If you are currently in an active Chapter 13 bankruptcy case, this announcement is EXTREMELY important to you! There have been new case law developments in Colorado that could have a huge impact on your ability to get a discharge in your Chapter 13 case. There are two recent legal theories that you should be aware of:
The first only applies to Chapter 13 debtors who have home mortgage loans. Historically, as long as you made all your Trustee payments you would get a discharge at the end of your Chapter 13 case. If you were behind on your mortgage loans you would still get a discharge and then you could attempt to work something out with your lender. However, several years ago there were some changes made to the Federal Rules of Bankruptcy Procedure that required the Chapter 13 Trustee to inquire whether the mortgage payments had all been made during the life of the plan. Ironically, these rule changes were intended to help the debtors (mortgage lenders were adding on BS fees during the life of the plan that the debtor was unaware of). Well, what eventually happened because of this rule change is a local Chapter 13 Trustee started contesting the discharge for a debtor who was not "substantially current" with their mortgage loan at the end of the Chapter 13 case. The Trustee's position was that the mortgage payments that were supposed to be made outside of the plan (after filing) were required payments of the plan and that the debtor did not honor all required terms of the plan when they fell behind on the mortgage payments. The Courts agreed. YOU CAN NO LONGER GET A DISCHARGE IN A CHAPTER 13 CASE IF YOU ARE NOT CURRENT WITH YOUR POST-PETITION MORTGAGE PAYMENT(S) AT THE END OF THE PLAN! If you are currently in a Chapter 13 and looking forward to that date "when this is all behind" you, you better make sure you are current with all your mortgage obligations when you get to the end of your plan! If you are not, no Chapter 13 discharge for you!
The second recent issue applies to ALL Chapter 13 debtors. A Chapter 13 plan can be no less than three years and no more than five years. In a recent opinion, one of our local judges refused to allow a final payment to complete a Chapter 13 plan that was to be made several months after the expiration of the five year period.
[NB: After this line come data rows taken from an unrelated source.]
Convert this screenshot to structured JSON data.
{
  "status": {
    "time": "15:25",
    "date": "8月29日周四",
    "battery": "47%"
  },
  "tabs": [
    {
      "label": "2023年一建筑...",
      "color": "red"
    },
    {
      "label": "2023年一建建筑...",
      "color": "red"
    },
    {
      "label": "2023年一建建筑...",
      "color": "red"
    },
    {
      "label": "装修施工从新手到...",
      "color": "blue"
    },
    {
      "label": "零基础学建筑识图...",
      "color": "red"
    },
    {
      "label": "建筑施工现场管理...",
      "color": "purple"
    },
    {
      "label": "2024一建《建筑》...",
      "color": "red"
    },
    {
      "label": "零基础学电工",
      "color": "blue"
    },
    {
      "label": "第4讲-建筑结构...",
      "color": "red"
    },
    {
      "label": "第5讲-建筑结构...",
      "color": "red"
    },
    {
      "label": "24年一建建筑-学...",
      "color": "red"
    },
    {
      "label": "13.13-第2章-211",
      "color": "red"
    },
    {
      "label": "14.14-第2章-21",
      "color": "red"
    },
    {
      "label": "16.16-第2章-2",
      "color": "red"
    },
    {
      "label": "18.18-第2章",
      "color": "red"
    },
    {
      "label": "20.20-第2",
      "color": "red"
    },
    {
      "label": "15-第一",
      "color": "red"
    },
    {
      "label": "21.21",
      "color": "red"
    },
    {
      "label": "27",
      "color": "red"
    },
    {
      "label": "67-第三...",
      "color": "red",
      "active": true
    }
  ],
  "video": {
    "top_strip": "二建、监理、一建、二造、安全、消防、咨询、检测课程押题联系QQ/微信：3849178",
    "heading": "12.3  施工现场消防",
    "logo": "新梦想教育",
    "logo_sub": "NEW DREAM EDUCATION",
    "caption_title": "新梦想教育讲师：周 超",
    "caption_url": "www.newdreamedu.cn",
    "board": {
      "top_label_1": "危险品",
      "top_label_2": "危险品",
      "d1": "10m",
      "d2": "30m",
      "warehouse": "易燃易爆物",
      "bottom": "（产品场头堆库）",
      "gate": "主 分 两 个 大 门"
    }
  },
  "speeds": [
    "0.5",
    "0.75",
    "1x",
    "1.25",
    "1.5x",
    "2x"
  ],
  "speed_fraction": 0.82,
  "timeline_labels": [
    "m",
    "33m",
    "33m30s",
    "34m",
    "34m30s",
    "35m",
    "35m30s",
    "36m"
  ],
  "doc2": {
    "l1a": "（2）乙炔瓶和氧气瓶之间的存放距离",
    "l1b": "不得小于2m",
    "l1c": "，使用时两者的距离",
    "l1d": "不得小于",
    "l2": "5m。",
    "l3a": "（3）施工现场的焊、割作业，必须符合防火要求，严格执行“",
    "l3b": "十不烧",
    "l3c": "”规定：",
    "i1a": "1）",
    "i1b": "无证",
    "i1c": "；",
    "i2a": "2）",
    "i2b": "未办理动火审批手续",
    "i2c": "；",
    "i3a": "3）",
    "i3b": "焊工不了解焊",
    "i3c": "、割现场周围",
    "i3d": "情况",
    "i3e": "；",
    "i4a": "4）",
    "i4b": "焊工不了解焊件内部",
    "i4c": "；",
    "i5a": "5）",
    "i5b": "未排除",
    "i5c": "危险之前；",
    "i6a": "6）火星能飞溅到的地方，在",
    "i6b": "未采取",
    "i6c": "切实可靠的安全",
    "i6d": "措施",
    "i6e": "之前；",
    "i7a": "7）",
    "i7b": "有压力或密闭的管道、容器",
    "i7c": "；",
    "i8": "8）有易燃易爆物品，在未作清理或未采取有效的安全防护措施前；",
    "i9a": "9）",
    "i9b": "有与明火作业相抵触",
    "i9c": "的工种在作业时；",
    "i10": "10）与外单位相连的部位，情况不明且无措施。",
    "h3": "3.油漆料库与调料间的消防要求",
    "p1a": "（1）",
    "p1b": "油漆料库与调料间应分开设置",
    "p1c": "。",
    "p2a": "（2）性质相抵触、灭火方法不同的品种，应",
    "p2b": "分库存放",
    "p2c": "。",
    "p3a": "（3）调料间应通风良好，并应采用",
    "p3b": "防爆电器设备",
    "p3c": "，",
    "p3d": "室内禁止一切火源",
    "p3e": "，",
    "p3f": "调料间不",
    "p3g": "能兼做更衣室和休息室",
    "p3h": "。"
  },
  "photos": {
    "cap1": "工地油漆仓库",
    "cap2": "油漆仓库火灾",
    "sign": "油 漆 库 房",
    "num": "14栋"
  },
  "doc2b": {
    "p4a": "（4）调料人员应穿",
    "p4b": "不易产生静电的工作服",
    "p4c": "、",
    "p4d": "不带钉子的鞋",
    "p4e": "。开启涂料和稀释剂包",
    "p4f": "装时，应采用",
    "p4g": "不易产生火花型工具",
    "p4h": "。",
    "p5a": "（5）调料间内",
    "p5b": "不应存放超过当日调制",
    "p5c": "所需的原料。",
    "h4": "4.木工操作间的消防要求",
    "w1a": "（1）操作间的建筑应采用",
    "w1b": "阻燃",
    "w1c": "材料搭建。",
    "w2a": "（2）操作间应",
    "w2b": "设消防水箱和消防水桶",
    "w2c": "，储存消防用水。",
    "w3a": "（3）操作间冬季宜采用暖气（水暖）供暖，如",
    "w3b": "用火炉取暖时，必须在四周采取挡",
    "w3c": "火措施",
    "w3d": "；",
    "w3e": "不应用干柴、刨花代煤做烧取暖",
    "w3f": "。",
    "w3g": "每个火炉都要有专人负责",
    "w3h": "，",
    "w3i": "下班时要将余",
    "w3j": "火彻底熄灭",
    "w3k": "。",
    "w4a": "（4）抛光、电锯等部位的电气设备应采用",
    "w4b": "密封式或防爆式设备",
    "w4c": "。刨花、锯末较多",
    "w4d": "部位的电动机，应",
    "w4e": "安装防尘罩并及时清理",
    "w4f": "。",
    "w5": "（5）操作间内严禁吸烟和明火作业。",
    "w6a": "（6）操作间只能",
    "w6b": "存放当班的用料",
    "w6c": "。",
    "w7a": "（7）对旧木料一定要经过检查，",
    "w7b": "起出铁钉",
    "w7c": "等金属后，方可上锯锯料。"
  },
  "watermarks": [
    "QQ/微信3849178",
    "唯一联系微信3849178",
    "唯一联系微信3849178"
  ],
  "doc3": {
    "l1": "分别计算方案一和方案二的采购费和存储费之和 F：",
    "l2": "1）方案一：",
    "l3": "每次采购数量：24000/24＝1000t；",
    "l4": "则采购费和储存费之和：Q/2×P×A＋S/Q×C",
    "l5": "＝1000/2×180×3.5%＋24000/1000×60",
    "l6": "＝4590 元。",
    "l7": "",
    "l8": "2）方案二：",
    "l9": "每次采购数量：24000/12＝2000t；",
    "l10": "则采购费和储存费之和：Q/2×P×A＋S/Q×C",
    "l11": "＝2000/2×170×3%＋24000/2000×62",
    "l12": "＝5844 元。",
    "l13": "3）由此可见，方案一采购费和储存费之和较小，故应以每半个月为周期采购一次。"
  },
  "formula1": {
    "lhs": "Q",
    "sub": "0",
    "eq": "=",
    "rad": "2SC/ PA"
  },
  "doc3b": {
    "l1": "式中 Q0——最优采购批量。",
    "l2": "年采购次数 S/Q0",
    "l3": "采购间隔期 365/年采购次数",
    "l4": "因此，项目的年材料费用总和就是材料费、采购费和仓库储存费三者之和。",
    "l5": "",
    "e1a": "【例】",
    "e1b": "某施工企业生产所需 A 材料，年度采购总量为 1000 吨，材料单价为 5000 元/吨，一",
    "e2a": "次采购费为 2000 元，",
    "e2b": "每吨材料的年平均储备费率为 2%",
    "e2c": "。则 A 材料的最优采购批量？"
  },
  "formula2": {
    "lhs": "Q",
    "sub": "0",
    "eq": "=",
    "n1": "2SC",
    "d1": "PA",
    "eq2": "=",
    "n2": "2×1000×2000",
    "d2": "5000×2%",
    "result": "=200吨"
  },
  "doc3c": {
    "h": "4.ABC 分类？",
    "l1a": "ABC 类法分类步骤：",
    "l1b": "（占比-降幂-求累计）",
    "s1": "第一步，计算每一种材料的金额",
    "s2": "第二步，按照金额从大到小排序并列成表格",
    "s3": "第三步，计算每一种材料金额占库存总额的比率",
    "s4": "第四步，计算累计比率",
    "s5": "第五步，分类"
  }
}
As the debtor couldn't make this final payment to complete the plan, the debtor wasn't allowed a Chapter 13 discharge and had to convert to Chapter 7 (which can have numerous negative consequences). Practically speaking, it's fairly common for a debtor to make the final payment(s) outside of the five year period. Over the course of five years, a few payments can get missed and overlooked. It happens... Historically, nobody cared if the final payment was made a few months late or so since no creditors were harmed and nobody objected. That is no longer that case! This recent issue is just another example of how difficult it is getting to successfully complete a Chapter 13 plan. IF YOU ARE IN A CHAPTER 13 CASE, YOU BETTER STAY CURRENT WITH ALL PAYMENTS AND IF YOU ARE COMING TO THE END OF YOUR PLAN, YOU SHOULD CONTACT THE TRUSTEE TO MAKE SURE YOU ARE "ON SCHEDULE" TO COMPLETE YOUR PAYMENTS ON TIME!
Chapter 13 is complicated! If you are in an existing case, contact your attorney to make sure you are on the right path to discharge! If you are considering filing for Chapter 13, make sure you have competent legal counsel to help you navigate this mine field!